At a glance, the three maps above, which show the distribution Black-throated Gray Warbler reports for January, February, and March are remarkably similar. Compare these to the April map at the top of the article, which shows a major influx of Black-throated Grays all along the Pacific Coast during that month.
We can also look at the year-long bar graphs, which offer better resolution of what happens within each month. The bar and line graphs below provide a closer look at the migration timing in Northern California, Oregon, and Washington.
One of things that is exposed in looking at these graphic representations is that the spring migration of Black-throated Gray Warbler is incremental in nature. When we think about migration, we are captivated by those species that make long trans-oceanic crossings and non-stop flights that extend for multiple days. By contrast, the migrations of many passerines involve a more protracted series of short hops. In looking at the bar graphs above, it is apparent that the first influx of northbound Black-throated Gray Warblers Northern California about two weeks or more before they reach Washington. The southern end of the area represented by this set of graphs is approximately 500 miles to the south of the southern border of Washington. If we break down this distance as it relates to the number of days (about 15) between arrival dates at each end of this 500-mile divide, it translates to about 30-40 miles of northbound flight per day. Surely, this is an over-simplification, but the data does suggest that Black-throated Grays are either coming north in a series of short flights or making longer hops and then stopping to rest and feed for multiple days along the way.
In the end, this exploration confirmed my thoughts about what constitutes "early" and "late" in Oregon. More importantly, it demonstrated that the perceptions of my colleagues are equally valid given the experiences one would have living where they live.
Several months ago, this journal published an article entitled Creating a "Social Field Guide." Our mission is to make the BirdFellow Social Field the best place on the web to learn about birds and for our Social Field Guide to be the centerpiece of our online content. Believe it or not, you can contribute.
The first step is to create your BirdFellow account, which is free! Once you've created your private online workspace you'll have a place where you can store bird photos, keep lists, and write field report narratives about the birding trips you take. While we encourage folks to engage with the community, we offer customized privacy settings that allow you select how "public" you want your activities to be. Most folks want to share photos and potentially see their images included in our curated galleries of "Identification Photos."
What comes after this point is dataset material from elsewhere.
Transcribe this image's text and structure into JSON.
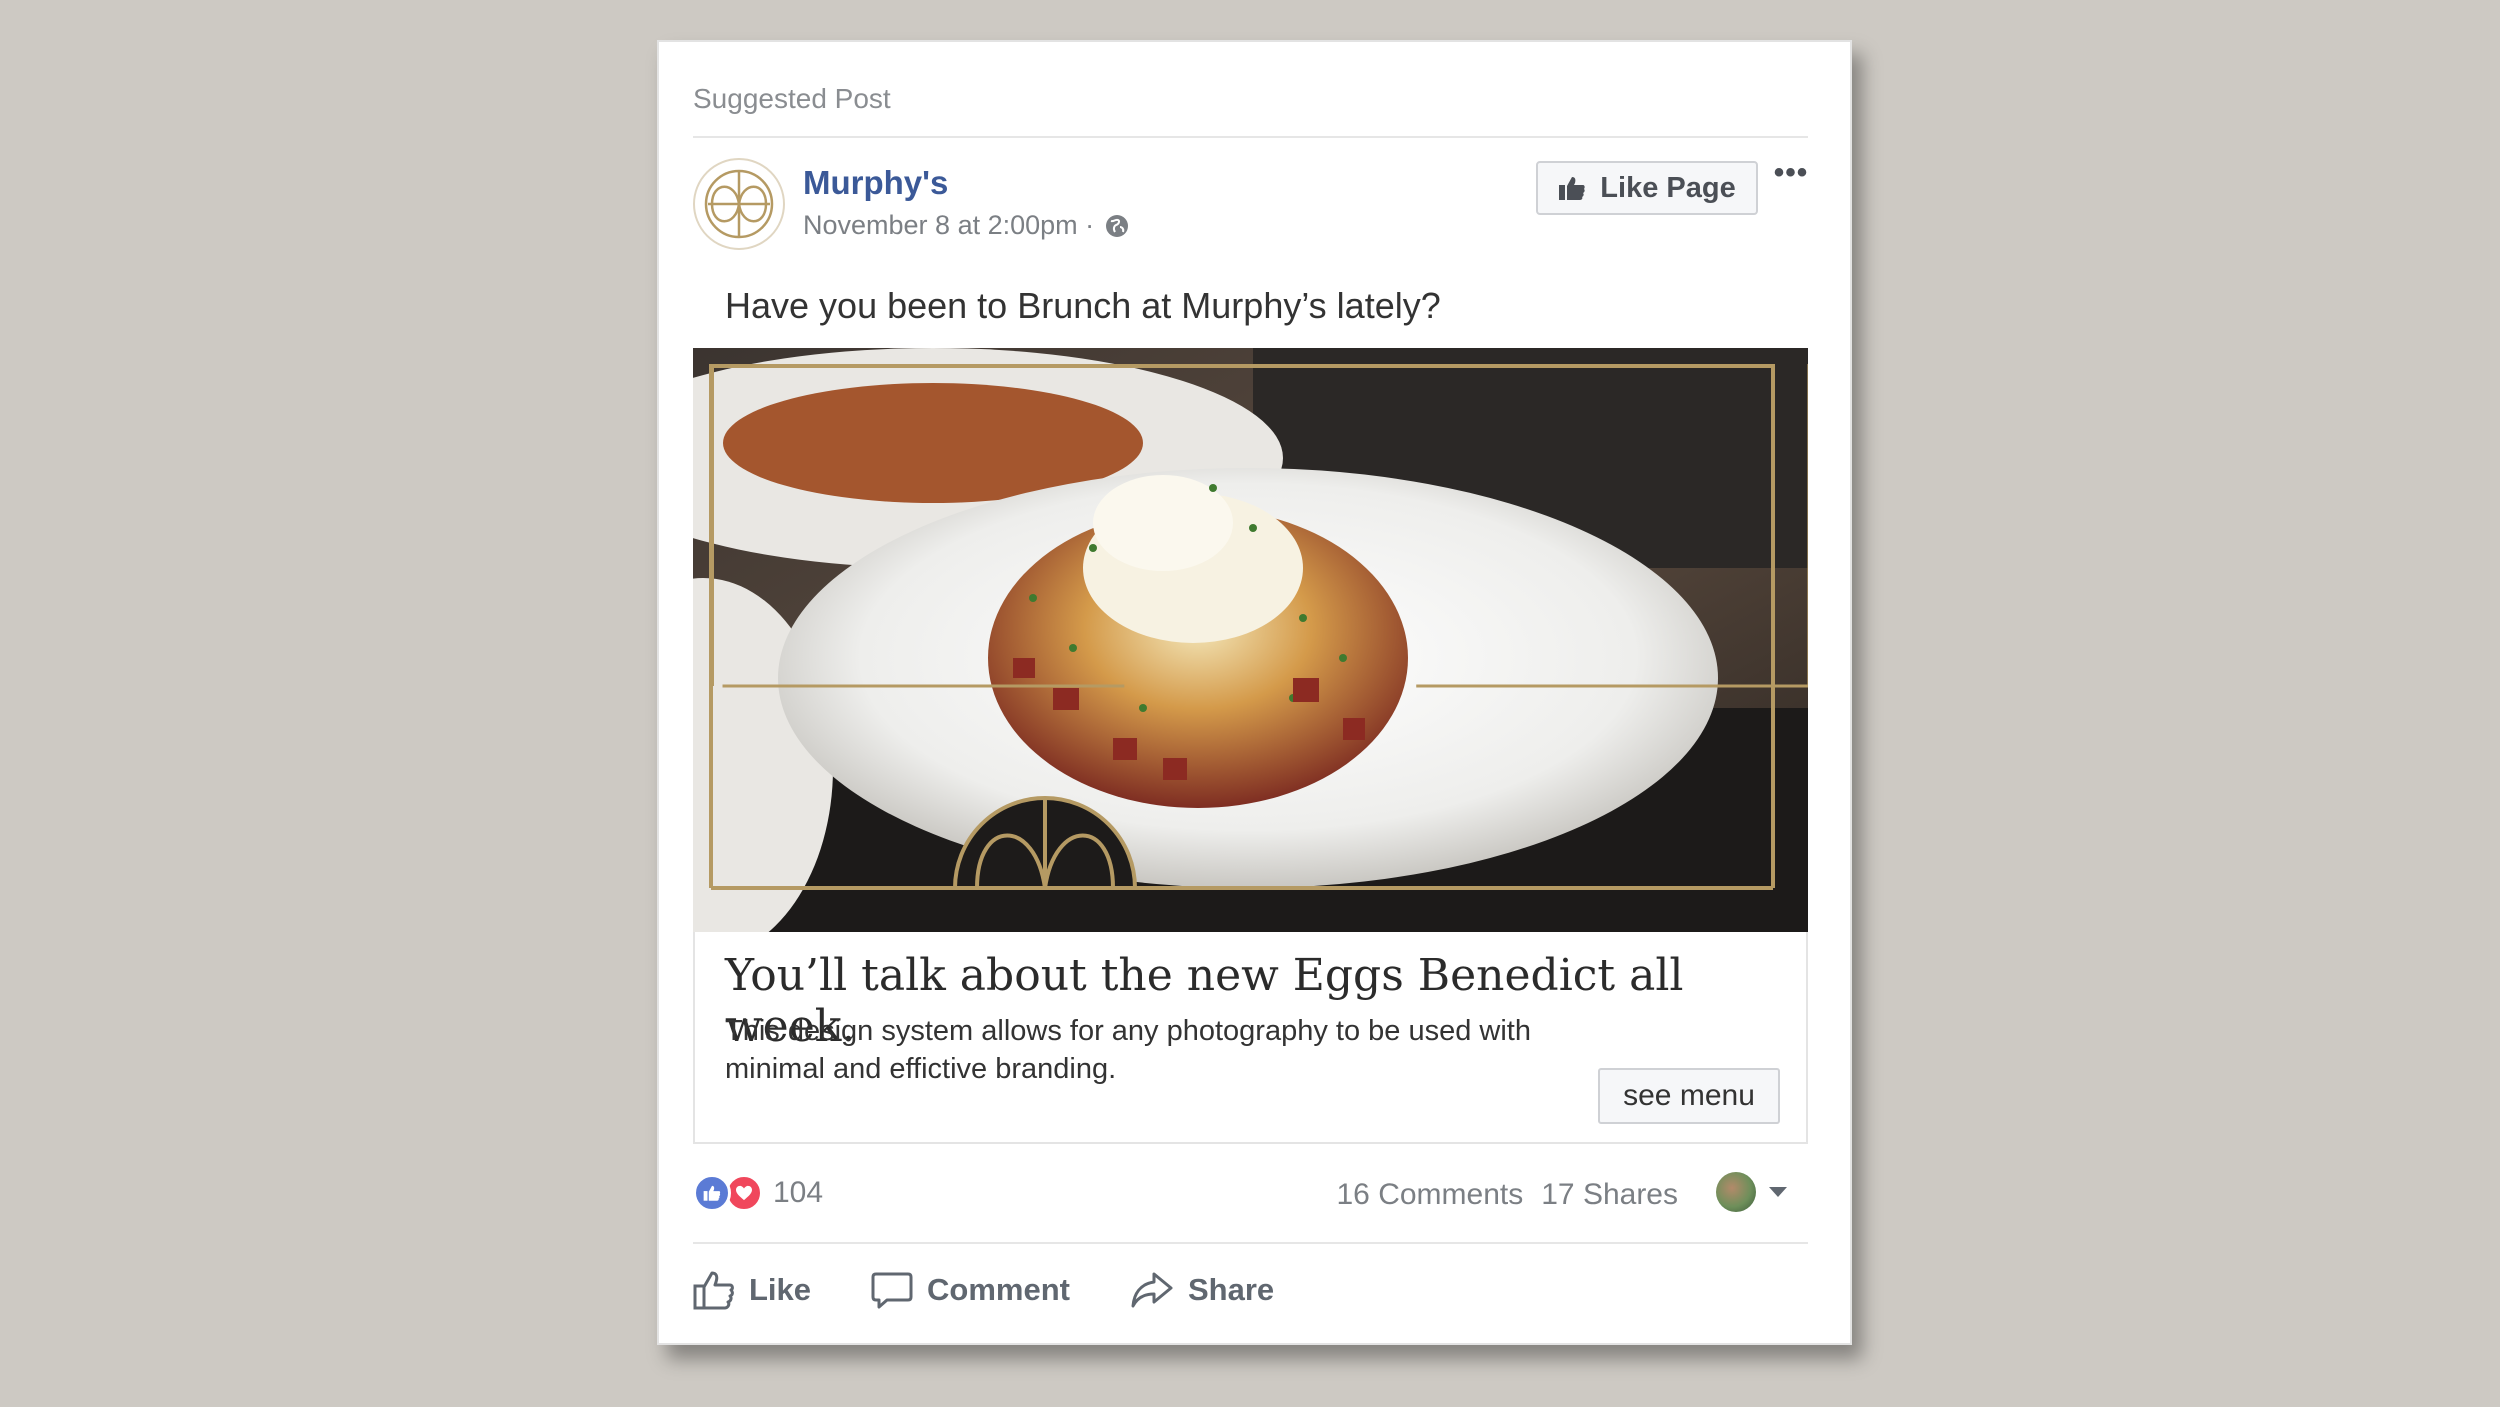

We constantly "mine" our "Community Photo" galleries–the photos that BirdFellow users share publicly–for images that fill needs in our curated galleries. Our aim is to offer a comprehensive set of photos for each species that features all the varied plumages and subspecies for that particular bird. If you happen to add a photo to our community gallery that shows a plumage or subspecies that we don't have, we will ask your permission to add it to our curated gallery. Just this morning, I was reviewing our Community Photos for White-crowned Sparrow and found four images that I added to our Identification Photos gallery for that species.
Finally, you can add a "Field Note" to any species page (see example above). If you think that you've learned or discovered a behavioral or plumage clue that might help others more easily identify a particular species, we invite you to share it with the community. Printed field guides are great, but they are no match for the knowledge acquired through our collective birding experiences. If enough folks think that your Field Note is helpful and useful, we will incorporate it into our species account.
We invite you to create an account and start contributing to the BirdFellow Social Field Guide today.